━━━━━ Stored data
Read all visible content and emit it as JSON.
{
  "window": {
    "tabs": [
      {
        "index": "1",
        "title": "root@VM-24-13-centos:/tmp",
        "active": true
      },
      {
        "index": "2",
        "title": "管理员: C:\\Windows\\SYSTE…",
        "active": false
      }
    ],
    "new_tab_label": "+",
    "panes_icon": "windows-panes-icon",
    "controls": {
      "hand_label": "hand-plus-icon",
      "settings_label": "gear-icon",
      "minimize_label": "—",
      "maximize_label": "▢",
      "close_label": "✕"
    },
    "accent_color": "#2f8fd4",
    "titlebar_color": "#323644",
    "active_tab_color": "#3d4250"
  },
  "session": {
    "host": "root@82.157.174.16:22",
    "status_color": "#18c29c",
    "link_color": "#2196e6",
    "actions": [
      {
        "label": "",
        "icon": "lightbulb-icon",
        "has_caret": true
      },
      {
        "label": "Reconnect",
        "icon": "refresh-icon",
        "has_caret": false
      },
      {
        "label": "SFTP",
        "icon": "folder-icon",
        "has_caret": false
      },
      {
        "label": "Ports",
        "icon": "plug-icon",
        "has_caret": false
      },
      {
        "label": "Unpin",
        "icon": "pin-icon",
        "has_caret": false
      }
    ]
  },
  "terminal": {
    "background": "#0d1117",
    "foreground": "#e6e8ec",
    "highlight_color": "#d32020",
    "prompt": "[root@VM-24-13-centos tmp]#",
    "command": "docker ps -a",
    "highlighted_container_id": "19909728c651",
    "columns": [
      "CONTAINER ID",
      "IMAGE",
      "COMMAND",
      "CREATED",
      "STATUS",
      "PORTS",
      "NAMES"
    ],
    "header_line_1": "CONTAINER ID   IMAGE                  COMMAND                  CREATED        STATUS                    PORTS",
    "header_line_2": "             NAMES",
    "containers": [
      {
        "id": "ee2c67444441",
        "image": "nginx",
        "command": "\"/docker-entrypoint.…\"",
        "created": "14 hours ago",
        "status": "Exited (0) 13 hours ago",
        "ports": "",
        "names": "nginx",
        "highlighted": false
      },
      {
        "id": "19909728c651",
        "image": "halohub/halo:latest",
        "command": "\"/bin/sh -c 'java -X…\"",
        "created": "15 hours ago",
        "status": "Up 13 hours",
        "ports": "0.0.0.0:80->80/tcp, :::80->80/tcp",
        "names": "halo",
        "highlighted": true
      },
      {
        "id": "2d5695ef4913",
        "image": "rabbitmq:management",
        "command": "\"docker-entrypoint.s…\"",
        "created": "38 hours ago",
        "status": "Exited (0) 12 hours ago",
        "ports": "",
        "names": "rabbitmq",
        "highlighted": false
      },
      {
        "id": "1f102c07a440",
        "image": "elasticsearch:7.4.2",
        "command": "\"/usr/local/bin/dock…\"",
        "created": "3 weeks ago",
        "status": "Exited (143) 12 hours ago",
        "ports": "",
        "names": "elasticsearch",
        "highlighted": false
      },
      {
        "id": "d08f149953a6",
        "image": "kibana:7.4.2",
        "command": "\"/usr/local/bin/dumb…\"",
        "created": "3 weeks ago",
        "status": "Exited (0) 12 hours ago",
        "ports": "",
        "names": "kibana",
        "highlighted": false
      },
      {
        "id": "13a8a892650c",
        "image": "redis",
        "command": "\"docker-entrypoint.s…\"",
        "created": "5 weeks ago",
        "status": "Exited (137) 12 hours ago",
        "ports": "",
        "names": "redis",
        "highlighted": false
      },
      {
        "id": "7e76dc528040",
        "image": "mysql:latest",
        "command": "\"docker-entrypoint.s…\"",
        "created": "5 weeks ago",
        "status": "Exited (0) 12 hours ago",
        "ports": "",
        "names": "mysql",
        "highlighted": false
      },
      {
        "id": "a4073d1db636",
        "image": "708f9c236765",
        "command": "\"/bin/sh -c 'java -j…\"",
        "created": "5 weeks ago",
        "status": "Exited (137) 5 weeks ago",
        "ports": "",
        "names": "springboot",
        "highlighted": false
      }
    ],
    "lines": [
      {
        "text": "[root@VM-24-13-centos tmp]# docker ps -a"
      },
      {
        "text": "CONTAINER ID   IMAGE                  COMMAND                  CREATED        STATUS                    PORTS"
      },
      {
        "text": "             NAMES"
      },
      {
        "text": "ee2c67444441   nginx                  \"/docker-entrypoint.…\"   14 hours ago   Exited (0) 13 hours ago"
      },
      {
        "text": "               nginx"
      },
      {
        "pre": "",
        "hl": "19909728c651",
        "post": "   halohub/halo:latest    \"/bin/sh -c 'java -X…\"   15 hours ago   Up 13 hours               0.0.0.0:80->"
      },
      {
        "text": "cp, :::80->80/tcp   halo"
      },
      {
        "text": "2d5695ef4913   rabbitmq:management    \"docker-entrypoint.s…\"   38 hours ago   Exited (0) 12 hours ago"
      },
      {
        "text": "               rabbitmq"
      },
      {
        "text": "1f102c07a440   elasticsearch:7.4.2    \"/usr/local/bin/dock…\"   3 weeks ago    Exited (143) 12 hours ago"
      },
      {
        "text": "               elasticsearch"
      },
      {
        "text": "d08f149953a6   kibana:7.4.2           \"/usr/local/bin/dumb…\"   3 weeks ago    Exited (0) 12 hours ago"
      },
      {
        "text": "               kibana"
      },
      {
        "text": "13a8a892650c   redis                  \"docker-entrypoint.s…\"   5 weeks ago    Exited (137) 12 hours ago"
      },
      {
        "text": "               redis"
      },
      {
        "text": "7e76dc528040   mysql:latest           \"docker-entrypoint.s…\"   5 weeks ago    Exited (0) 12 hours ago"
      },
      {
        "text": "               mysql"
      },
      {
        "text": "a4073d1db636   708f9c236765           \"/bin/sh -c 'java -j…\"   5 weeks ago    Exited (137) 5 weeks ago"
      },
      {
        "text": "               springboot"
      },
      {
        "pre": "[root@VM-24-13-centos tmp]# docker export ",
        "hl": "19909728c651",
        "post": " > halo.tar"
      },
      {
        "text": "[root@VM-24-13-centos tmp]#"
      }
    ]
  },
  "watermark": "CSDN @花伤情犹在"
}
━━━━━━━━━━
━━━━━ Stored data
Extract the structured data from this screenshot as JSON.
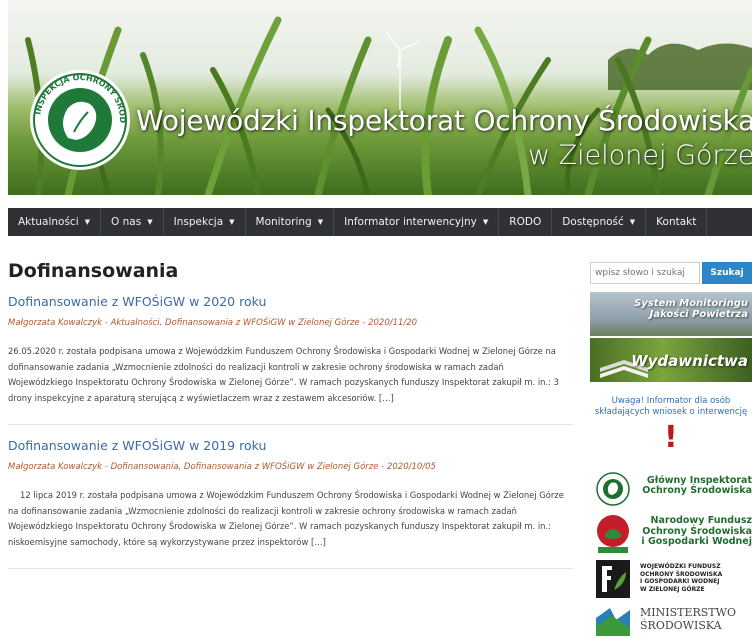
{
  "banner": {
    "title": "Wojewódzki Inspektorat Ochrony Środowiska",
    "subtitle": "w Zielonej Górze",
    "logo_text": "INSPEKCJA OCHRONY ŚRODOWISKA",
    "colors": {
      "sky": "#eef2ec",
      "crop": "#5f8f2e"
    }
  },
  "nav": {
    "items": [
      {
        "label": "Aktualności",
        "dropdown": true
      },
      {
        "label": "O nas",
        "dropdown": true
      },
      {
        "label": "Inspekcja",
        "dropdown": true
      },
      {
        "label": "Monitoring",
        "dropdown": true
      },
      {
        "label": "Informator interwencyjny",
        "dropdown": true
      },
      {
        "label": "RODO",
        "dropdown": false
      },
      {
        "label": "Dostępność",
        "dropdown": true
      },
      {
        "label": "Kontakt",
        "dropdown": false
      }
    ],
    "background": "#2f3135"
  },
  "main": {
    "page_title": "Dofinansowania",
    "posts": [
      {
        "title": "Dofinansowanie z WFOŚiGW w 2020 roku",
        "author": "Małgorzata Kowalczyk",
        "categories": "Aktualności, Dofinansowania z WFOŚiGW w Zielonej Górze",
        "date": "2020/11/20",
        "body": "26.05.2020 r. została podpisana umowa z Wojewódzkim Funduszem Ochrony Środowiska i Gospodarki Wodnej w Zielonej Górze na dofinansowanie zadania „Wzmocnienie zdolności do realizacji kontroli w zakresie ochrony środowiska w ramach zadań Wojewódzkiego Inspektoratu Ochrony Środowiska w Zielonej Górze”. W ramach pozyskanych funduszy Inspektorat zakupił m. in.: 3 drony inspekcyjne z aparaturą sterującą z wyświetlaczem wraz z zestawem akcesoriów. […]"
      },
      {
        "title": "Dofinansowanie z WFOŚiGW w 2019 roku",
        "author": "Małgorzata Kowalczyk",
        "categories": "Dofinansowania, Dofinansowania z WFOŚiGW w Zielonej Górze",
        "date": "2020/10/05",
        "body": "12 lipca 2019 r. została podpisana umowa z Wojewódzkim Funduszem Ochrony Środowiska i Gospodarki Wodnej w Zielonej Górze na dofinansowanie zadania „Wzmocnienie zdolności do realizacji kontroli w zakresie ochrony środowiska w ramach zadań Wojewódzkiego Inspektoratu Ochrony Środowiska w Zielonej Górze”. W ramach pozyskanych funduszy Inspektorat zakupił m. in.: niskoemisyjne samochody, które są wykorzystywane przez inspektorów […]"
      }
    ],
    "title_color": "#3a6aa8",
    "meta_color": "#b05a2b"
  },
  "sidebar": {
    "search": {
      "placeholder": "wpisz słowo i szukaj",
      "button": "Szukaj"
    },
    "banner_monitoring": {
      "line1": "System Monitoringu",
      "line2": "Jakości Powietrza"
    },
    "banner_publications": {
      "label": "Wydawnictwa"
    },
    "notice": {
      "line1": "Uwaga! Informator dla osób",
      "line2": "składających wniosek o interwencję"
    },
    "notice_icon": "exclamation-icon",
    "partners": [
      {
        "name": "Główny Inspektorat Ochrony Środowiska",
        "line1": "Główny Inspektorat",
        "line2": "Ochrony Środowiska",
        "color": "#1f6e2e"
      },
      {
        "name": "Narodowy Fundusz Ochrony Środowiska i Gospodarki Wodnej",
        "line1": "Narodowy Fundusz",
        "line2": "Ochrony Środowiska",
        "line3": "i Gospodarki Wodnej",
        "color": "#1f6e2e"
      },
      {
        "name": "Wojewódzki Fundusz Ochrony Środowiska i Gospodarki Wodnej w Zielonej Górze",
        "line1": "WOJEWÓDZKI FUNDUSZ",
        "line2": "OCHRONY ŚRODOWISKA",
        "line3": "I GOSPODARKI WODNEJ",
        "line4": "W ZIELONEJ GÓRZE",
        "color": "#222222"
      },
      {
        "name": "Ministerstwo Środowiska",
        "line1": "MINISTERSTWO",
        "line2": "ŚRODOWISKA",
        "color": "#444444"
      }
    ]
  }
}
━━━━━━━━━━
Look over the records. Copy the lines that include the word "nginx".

_Result below_
        "image": "nginx",
        "names": "nginx",
        "text": "ee2c67444441   nginx                  \"/docker-entrypoint.…\"   14 hours ago   Exited (0) 13 hours ago"
        "text": "               nginx"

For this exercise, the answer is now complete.